Abha Bhagwat, a Pune-based painter, was in Anandwan, Baba Amte’s Leprosy rehabilitation centre in Chandrapur district, a few years ago. She came across leprosy patients who suffered from the stigma of having disfigured hands. Known for using the city’s walls as her canvas, Bhagwat worked with Sheetal, Amte’s granddaughter, to create something with the patients. She got them to make impressions of their hands on the wall and then turned them into blooming, colourful flowers in a giant naturescape that became a mural.
This, she says, is what all her wall paintings are aimed at — to turn what’s considered ugly into something beautiful.
Bhagwat, 43, who teaches art at Aksharnandan School in Pune, graduated from Abhinav Mahavidyalaya. In 2004, she did masters in painting from Academy of Arts University, San Francisco.
She discovered the joy of painting on large surfaces in 2013 when she painted an old cupboard at Garware Balbhavan School, where her mother is a director. “It was done out of compulsion,” she says, as the old piece of furniture looked ugly. “I painted that old cupboard and it threw up amazing results. The children who worked with me on the project were very happy. This led to kids getting involved in my projects.

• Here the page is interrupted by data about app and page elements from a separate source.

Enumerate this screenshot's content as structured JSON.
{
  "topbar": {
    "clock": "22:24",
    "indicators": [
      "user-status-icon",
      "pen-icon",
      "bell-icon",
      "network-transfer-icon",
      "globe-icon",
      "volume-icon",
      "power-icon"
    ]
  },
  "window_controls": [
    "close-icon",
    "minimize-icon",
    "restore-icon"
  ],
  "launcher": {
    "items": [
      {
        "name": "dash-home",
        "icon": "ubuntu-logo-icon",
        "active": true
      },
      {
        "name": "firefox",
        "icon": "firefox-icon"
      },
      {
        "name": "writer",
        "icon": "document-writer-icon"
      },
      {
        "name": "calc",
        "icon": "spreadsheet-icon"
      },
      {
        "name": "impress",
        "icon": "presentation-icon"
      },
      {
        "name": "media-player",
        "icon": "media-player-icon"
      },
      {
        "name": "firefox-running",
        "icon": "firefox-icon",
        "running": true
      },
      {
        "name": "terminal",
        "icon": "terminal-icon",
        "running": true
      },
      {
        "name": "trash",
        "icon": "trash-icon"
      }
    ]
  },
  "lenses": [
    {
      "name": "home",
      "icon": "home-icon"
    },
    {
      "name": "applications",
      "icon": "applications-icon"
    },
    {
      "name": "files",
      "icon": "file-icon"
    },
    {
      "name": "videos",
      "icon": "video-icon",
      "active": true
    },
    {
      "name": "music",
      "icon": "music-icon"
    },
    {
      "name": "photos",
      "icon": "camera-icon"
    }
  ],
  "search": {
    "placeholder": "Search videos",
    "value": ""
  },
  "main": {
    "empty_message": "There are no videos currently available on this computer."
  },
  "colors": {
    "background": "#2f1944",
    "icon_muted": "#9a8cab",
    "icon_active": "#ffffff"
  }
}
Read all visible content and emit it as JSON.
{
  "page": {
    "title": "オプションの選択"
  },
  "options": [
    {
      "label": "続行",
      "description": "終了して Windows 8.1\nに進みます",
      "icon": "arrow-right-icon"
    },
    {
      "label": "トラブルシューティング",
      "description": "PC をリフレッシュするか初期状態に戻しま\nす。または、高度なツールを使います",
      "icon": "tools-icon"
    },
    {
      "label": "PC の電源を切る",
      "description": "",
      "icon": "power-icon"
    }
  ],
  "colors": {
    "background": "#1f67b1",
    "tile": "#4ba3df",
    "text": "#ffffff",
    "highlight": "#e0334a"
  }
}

Following this, at Aksharnandan School, I painted a few walls with the students. That led to people giving me more projects,” says Bhagwat. Since then she had painted over 120 walls in Pune, and in various places in Maharashtra, Karnataka and Rajasthan.
During these initial works, another discovery for her was how children of various age groups look at and respond to art. She observed what it meant for the young minds to pick up a brush and paint.
“By this time, I had my own children. I began to observe how they made art, how art takes birth in a child and how it grows. I was keenly watching every stage and it was fascinating. I started experimenting by giving them, my own kids as well as those who would participate in my wall painting exercises, various mediums, materials and forms,” she says.
In 2015, she was invited by Pune Biennale to paint a huge wall in Koregaon Park as part of the build-up for the event. She completed the project with the help of 60 students but wasn’t happy with the results. “It was during this project, I realised that the group has to be smaller so that I could interact with them more closely,” says Bhagwat.
This was followed by an assignment from Tata Trust to paint the walls of the libraries that they were opening in rural areas of Rajasthan and Karnataka. “During this project, I realised that if we involve local people in beautifying it, they develop a bond with the place. In fact, it so happened that several kids, who were not regular at schools, started coming here everyday after we did the exercise. At another place, where I drew a local young girl on a wall who couldn’t attend the school because she had to look after her younger brother, the village elders would visit the wall and discuss the girl’s predicament and possible solutions,” says Bhagwat. These episodes led her to make it a rule that wherever she would work among communities, she would involve the locals. “Someone coming from outside and putting art in their spaces like plaster is not so effective. If they are involved, they make the art a piece of their heart,” she says.
These days, she can be seen painting with a small group of young women — Rangaja — along the Mula Mutha riverbeds, in Pune. The river, which is integral to the city, is often compared to a dirty nullah. With Bhagwat and Rangaja team’s weekly interventions, it’s slowly turning into a colourful urban space.
“There may be great art inside galleries and elite homes. But there are very few places in the city for common people to appreciate art and find aesthetic satisfaction. At the moment, we are focusing on rivers.
They have become quite dirty. When we stand in the dirt to paint a wall, a bridge or a pillar, we realise how filthy they are. We are also using these paintings to draw attention to this issue,” says Bhagwat.